It is a long-ago lesson, truly absorbed, Westwood suggests as he strives for the fulfilment that Harrington insists is still within his powers when he says: "The good news for Lee is that he is a great player still going forward. I believe he is going to win a major and when he does it will make it easier for him to win three or four. It's all about winning the first."
Also required, of course, is the holding of the nerve in those moments of killing truth that stand, chasm-like, between the winners and the losers. So far, they have been consistently cruel to the golfer who has fought so hard to make the breakthrough that would change his life. Win or lose these next few days, however, it will no doubt remain a position of considerable honour.
Twitter turns into home of stray comment for footballers
If the eyes are the windows of the soul, what is a Twitter account in the hands of some of our leading footballers?
Increasingly, it is a self-harming device from which most of them, including the leader of the field, Rio Ferdinand, should be protected.
Ashley Cole, the object of Ferdinand's apparent agreement with the tweeted proposition that the Chelsea and England player is a choc-ice (or to give the racial slur its commonly understood application: brown outside, white inside) has been at considerable pains to soften the dispute which has come in the wake of his role as a witness in the John Terry case.
According to Cole's lawyer, his client still considers himself a friend of Ferdinand. He also "appreciates that tweeting is so quick it often results in off-hand and stray comments."
Off-hand and stray, did he say? It is one way of describing a Himalayan range of banality to which Ferdinand's latest contribution, if you just possibly missed it, was "I hear you fella! Choc ice is classic.
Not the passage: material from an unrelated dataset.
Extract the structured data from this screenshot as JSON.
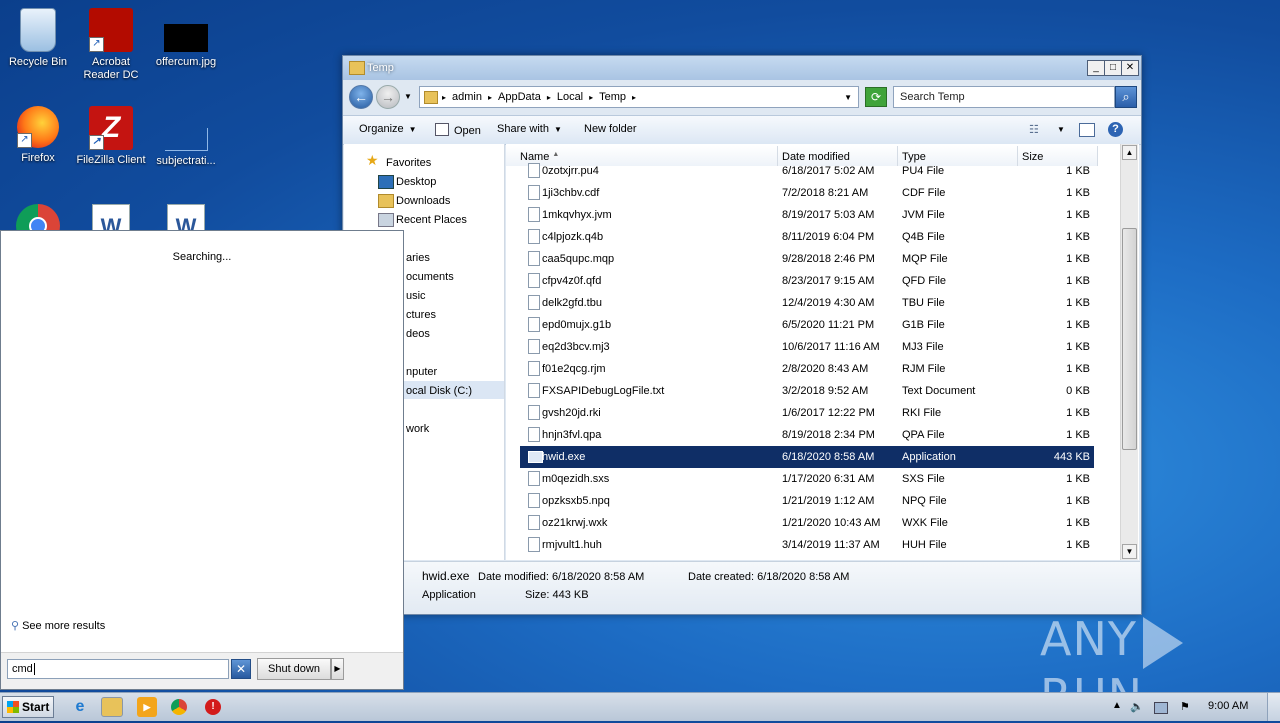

Hahahahahaha!!"
In this case the alleged "choc-ice" responded, somewhat reluctantly, we are told, to give evidence in a court of the land. This is a place which has certain requirements, not the least of which is an understanding of the meaning of words.
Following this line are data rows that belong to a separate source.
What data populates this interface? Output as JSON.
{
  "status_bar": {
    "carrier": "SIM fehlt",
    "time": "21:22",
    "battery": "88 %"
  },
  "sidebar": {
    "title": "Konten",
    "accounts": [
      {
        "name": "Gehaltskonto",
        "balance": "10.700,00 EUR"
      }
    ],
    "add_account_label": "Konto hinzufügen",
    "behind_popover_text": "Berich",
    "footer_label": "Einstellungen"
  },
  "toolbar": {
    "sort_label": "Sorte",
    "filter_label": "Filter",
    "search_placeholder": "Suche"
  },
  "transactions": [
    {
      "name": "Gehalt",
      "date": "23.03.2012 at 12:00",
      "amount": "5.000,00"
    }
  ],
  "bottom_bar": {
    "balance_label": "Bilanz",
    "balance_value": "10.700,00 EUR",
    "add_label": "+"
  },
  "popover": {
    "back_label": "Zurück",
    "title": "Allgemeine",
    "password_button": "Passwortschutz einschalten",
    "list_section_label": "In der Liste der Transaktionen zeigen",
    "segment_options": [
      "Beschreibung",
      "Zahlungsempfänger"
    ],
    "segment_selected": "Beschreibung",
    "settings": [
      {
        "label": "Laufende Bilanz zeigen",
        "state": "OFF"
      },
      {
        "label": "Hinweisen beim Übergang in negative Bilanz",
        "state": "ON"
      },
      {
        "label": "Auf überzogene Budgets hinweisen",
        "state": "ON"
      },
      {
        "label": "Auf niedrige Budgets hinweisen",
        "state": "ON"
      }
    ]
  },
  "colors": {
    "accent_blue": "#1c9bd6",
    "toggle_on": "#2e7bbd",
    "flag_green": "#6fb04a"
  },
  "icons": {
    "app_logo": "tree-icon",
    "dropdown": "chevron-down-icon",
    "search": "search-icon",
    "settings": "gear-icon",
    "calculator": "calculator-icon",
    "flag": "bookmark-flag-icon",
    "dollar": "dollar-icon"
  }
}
Khan-Garcia fight pales in shadow of 1985 spectacular
In the spring of 1985, Marvin Hagler and Tommy Hearns, two of the greatest fighters of all time, went at each other in Las Vegas for slightly less than three rounds. It was the most staggering action ringsiders had ever seen, one of them, the fine novelist and fight aficionado Budd Schulberg, announcing, "I never expected to see anything so intense outside of war."
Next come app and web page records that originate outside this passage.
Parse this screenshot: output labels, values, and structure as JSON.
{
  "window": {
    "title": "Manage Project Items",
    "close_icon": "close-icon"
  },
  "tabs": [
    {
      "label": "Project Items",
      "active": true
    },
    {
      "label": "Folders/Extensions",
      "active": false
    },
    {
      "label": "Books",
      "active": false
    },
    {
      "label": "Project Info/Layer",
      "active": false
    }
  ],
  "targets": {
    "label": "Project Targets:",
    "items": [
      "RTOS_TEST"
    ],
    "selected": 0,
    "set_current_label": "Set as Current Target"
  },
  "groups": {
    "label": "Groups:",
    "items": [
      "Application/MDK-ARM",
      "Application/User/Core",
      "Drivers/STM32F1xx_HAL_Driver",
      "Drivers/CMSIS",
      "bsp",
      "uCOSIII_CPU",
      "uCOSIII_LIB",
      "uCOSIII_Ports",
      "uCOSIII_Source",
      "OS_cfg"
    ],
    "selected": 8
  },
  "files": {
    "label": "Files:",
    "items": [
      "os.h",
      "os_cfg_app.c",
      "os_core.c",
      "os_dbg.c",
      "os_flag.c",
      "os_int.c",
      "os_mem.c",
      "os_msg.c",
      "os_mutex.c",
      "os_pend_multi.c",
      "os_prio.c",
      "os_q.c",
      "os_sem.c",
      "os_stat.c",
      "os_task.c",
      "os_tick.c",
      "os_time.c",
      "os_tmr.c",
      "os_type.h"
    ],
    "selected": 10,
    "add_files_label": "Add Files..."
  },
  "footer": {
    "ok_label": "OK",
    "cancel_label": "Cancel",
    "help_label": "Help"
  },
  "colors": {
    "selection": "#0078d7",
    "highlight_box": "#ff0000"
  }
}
That ferocious desert night came to mind yesterday when it was reported that some American television hype specialists had compared what happened then with the fourth round of the weekend collision between Amir Khan and Danny Garcia.
This, in turn, brought back the conclusion by many in Kiev the other night that in the Spanish winners of the European Championship we had seen, beyond any argument, the greatest team in the history of football.
It is of course right that we celebrate the best of today. However, there is never a time when sacrilege is not a grievous offence.